Though I'm already settled in our new house, I realize the old house has become part of our family history. Another layer of memories and experiences associated with that particular, special place.
I guess I was more philosophical about the move because I'd just finished my last novel, MATTIE WAS HERE, which is all about foster children who are bounced around from one placement to another, eventually traumatized by the chronic impermanence, the sense they don't belong anywhere and the lack of history and family roots. Though I haven't published this book yet, I did find a great cover for it should I decide to self-publish it. Check it out here
Traumatized by a childhood spent moving from one foster home to another, Anna Holt must revisit her painful past to find her lost twin sister, Mattie, while struggling with the unfamiliar challenges of love and intimacy with Guy, a man whose seemingly perfect family holds its own dark secrets that just might be tied up with Anna's troubled past and her sister's disappearance.

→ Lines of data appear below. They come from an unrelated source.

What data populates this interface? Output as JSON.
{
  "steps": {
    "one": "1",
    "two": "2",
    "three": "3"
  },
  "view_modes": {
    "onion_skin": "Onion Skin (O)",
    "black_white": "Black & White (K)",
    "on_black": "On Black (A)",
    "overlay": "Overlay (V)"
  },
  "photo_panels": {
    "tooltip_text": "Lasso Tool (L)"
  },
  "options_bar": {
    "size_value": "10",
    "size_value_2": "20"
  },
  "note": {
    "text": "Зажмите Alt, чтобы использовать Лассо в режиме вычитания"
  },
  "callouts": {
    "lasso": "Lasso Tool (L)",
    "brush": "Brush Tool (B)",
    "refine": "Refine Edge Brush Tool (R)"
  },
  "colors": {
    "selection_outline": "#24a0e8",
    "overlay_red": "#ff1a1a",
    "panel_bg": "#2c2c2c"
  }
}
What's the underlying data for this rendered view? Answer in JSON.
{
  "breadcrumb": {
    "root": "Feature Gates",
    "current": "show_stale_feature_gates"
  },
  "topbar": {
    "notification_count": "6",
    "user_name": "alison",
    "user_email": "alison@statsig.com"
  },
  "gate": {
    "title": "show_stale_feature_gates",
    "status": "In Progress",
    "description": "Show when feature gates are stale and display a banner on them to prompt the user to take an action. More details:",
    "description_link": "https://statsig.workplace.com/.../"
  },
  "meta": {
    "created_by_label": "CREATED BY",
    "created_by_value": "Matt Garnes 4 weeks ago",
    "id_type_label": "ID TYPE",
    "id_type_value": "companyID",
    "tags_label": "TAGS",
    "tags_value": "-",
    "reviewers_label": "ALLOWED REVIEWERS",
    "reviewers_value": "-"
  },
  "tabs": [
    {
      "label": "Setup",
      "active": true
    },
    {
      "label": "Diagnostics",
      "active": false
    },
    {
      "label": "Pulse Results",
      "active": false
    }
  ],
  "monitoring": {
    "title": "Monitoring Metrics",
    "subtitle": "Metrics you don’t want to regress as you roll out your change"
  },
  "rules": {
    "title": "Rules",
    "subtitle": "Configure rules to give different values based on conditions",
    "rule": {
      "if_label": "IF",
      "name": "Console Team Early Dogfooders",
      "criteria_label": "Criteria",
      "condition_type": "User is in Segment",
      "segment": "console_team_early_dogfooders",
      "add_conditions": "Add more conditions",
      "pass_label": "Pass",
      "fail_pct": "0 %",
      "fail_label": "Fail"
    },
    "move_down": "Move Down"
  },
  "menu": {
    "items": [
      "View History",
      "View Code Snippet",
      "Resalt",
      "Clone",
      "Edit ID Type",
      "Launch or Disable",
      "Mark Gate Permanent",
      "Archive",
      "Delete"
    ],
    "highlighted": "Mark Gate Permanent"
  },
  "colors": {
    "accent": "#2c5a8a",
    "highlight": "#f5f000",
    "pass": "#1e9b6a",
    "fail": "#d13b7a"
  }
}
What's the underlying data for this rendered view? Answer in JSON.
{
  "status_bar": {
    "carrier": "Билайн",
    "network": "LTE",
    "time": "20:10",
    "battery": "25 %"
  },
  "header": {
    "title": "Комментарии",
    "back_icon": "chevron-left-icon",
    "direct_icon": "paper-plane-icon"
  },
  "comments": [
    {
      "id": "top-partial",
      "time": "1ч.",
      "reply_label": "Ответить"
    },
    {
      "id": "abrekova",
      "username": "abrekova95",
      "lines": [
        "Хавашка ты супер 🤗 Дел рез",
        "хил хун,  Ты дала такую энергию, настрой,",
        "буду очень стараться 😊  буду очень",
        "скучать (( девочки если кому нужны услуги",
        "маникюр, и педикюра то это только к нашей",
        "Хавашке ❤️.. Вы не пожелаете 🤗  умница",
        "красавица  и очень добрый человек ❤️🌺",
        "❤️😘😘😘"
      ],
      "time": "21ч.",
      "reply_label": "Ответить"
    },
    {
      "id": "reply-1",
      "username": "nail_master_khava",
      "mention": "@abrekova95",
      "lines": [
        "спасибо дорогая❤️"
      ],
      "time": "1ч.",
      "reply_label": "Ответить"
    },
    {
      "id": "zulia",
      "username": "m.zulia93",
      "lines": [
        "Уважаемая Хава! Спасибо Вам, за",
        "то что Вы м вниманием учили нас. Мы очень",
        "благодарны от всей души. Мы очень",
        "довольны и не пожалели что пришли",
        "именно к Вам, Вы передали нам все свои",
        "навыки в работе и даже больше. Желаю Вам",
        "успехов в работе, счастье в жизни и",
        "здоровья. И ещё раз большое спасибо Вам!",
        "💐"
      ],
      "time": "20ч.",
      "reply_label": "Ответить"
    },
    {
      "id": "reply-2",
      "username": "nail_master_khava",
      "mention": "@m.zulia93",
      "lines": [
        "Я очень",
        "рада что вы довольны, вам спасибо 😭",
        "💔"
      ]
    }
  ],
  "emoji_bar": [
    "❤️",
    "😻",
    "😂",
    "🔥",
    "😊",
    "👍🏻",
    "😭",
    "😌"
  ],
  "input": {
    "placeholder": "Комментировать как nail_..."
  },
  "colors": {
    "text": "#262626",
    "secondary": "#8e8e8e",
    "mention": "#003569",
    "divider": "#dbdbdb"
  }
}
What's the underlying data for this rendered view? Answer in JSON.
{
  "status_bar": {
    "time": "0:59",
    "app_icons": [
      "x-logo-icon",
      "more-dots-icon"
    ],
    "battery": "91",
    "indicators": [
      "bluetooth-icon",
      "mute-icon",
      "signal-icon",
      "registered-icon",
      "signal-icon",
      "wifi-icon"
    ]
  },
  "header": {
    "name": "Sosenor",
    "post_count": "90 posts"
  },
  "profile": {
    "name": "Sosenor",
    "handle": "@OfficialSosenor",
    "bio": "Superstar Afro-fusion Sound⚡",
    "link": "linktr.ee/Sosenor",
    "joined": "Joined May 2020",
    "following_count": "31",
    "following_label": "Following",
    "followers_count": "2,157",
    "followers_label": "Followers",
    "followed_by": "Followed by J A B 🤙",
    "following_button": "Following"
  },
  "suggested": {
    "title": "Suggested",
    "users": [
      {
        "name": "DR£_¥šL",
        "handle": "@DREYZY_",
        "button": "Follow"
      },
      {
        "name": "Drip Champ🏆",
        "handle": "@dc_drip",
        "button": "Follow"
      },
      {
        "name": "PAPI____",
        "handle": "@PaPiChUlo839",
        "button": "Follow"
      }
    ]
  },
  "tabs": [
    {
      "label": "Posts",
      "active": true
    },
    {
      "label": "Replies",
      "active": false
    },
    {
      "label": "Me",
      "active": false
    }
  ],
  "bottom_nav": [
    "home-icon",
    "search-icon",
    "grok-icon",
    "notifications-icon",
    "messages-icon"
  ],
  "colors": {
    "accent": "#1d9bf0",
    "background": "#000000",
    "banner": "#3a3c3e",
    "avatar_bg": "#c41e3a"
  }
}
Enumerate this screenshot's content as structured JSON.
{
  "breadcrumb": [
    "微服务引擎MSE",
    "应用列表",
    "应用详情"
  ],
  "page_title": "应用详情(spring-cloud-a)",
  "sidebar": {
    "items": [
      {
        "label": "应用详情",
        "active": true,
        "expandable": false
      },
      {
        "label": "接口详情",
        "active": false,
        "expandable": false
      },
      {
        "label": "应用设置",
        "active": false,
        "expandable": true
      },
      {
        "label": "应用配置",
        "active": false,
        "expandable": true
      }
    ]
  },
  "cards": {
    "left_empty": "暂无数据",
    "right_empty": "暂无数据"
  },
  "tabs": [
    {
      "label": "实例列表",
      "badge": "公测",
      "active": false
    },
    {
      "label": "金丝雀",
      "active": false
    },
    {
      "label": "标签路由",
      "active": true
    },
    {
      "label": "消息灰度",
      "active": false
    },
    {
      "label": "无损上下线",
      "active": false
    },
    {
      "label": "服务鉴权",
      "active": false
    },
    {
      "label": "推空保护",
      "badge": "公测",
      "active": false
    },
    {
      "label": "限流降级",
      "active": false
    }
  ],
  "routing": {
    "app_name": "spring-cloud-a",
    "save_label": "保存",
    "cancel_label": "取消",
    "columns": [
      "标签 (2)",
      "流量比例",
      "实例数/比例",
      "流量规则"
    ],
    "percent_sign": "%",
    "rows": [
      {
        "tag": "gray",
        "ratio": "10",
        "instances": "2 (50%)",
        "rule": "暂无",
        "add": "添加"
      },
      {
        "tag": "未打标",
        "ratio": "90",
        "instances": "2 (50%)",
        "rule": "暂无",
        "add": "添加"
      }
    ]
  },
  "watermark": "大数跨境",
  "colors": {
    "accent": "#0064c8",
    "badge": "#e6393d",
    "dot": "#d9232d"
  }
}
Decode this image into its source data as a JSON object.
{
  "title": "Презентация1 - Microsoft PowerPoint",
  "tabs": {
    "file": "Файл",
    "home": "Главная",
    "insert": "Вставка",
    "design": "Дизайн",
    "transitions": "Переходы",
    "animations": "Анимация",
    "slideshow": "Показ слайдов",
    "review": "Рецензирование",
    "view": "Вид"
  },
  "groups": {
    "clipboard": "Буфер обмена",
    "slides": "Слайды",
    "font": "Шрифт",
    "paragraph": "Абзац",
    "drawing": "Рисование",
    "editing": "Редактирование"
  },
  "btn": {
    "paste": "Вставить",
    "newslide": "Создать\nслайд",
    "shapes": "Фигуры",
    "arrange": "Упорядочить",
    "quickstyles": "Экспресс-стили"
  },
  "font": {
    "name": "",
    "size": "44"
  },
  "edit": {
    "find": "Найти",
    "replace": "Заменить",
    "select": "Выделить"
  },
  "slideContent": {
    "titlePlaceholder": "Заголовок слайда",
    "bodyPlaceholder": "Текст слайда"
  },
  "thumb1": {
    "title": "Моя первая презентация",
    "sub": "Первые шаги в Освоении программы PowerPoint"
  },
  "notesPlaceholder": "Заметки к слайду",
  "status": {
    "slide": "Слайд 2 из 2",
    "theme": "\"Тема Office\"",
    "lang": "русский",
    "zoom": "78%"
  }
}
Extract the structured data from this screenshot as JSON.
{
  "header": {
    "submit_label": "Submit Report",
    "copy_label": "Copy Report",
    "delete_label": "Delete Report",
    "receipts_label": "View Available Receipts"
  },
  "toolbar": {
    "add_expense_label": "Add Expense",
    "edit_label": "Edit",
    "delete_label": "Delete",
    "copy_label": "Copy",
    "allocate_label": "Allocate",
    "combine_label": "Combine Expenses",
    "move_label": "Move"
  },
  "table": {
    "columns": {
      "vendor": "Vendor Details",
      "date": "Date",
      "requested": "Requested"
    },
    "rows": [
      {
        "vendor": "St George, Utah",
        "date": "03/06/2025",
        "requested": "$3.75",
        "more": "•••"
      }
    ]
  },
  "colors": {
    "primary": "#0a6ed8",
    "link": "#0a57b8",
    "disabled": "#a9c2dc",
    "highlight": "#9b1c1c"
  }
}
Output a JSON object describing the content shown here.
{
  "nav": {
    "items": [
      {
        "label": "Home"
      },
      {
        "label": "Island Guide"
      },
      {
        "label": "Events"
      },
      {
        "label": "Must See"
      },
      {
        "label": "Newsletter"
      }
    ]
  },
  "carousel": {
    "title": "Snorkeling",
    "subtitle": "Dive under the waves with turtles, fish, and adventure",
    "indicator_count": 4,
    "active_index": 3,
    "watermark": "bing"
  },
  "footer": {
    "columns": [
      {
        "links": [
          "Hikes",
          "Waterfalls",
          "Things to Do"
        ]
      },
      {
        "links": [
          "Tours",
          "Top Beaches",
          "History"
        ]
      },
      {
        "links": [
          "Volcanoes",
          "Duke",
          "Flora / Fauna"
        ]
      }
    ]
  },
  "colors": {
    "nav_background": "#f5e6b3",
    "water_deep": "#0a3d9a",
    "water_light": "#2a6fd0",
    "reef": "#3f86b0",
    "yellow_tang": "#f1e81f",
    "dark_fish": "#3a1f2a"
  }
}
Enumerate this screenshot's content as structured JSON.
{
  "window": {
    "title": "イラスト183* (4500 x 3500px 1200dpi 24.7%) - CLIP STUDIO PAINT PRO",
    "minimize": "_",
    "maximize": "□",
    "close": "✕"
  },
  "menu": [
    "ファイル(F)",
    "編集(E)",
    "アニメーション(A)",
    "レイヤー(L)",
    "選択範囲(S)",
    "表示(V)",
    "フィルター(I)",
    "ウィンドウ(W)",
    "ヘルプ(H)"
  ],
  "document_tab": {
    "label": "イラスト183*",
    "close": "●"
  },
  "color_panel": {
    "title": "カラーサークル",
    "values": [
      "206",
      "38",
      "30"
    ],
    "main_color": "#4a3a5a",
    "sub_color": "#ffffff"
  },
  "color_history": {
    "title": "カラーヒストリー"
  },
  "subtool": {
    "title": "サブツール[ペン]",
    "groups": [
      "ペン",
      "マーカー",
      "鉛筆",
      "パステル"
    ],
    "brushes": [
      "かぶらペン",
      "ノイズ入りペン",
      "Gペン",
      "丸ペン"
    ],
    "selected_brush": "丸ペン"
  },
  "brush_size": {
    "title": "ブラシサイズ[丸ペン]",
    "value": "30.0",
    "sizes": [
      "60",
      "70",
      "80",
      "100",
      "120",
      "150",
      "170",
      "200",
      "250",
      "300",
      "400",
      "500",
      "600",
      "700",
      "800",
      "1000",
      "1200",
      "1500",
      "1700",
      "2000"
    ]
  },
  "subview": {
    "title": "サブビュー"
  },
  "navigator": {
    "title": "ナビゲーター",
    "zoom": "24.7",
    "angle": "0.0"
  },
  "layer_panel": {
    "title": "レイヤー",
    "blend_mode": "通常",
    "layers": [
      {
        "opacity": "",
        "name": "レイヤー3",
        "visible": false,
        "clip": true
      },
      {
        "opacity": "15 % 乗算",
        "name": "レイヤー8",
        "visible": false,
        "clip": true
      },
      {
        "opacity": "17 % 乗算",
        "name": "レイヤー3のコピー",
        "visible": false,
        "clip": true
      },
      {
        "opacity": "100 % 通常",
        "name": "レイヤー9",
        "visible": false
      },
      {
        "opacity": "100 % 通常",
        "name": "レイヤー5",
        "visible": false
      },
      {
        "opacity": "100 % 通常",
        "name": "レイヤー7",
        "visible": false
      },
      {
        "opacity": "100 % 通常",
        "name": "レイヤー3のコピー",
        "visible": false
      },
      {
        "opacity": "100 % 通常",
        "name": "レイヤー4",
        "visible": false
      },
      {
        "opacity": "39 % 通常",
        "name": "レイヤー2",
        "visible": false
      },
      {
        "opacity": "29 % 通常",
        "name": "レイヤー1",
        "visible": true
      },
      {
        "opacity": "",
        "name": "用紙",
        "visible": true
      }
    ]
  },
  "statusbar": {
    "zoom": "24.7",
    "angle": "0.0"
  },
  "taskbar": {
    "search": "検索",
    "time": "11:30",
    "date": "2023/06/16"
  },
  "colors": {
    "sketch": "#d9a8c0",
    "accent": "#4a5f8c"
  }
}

Anna is a great teacher. She can relate to the troubled kids who’ve fallen through society’s cracks because she’s been there herself and through sheer force of will she survived. But not without scars. She loathes small talk, fears intimacy and has no roots - no family. She’s a stone-faced liar and a compulsive shopper on the verge of bankruptcy.
When she meets Guy, a young prof and the son and business partner of a wealthy education guru, she can finally have a real family and live the lifestyle she’s dreamed of by moving in with him.
Anna’s damaged but she doesn’t reveal that to anyone – especially Guy. She endured violence, neglect, drug abuse and sexual exploitation in a string of foster homes but she always swore to protect her more vulnerable sister, Mattie. To hold onto her and keep the predators at bay. But when they reached their teens, Mattie drifted away and befriended Loni, a troubled, violent and manipulative drug user, shoplifter and prostitute. Anna fought to save Mattie but finally lost track of her.
Now Anna can’t enjoy her new happiness with Guy because memories of Mattie haunt her, drawing her to painful places from her childhood: crowded group homes, cheap motels, riverside hooker hangouts and a seedy downtown music store run by a suspected pimp and sexual trafficker who’s begun preying on one of Anna’s own students and has something to do with Mattie’s disappearance.
Anna must sort through a tangled web of memories to find her sister while negotiating the unfamiliar challenges of love and intimacy with a man whose seemingly perfect family holds its own dark secrets that just might be tied up with her own troubled past.
Watch out for news on this new novel. I'll keep you posted!